King Jesus Gospel – Scot McKnight
I grew up with an understanding of the gospel that was primarily transactional and focused on going to heaven when I died. In this book, McKnight expands our understanding of the Gospel based upon what Jesus seems to understand the Gospel to be… and he seems like a good source, right? This book has helped me clearly and more fully communicate the larger beauty of the Gospel – and treasure it more myself.
The Emotionally Healthy Leader – Pete Scazzero
Ok, never mind – this is a tie with In The Name Of Jesus for my favorite leadership book! This book came along at a time in ministry where I really needed to learn my limits. I had a pattern of unhealthy expectations leading to weariness and taking way too much on my shoulders. This book forces you to confront your own emotional health as a leader and prioritize slow, loving, union with Jesus as the definition of success. I still return often for check-ups.
Disappearing Church/Reappearing Church – Mark Sayers
Ok, I cheated. This is technically 2 books. But I don’t exaggerate when I say that I read and listen to anything Mark Sayers says. He’s an incredible mix of cultural insight and Spirit-filled challenge for navigating faith in times like these. His podcast with John Mark Comer, “This Cultural Moment,” has profoundly shaped the way I see ministry in the 21st century West. These 2 books are a challenge for the Church to step into her calling and be a renewal people for the sake of the world.

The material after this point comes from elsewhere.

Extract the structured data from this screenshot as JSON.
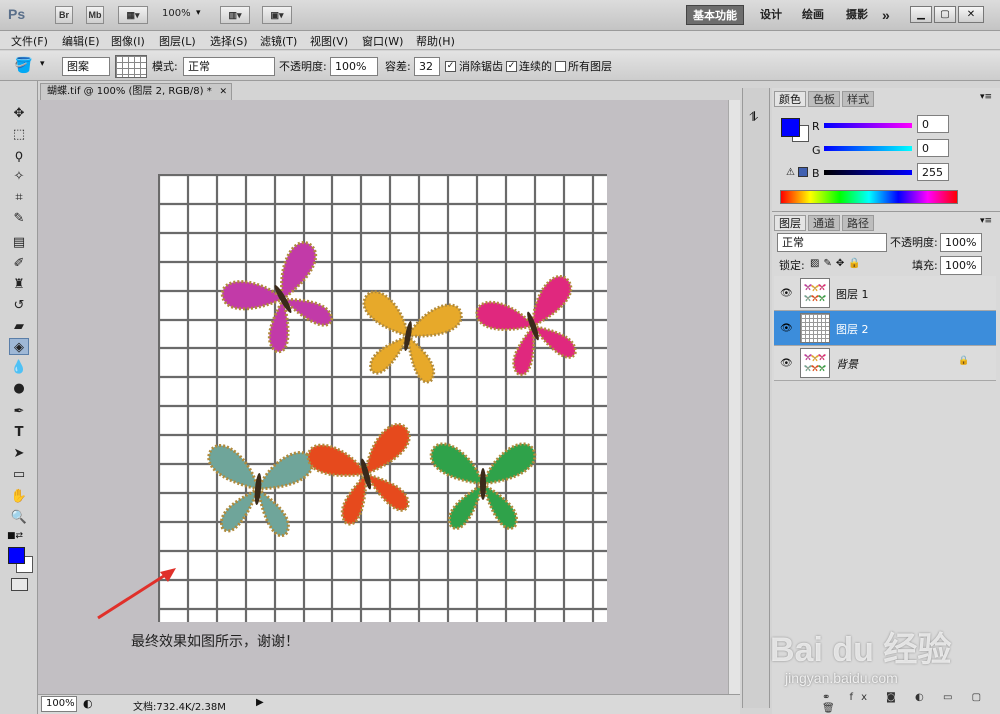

I’m sure I’ve forgotten some, and there’s plenty more I could mention. But these are 10 that I can say profoundly shaped me as a follower of Jesus and as a pastor. I hope this might spur you on to read and grow in the days ahead!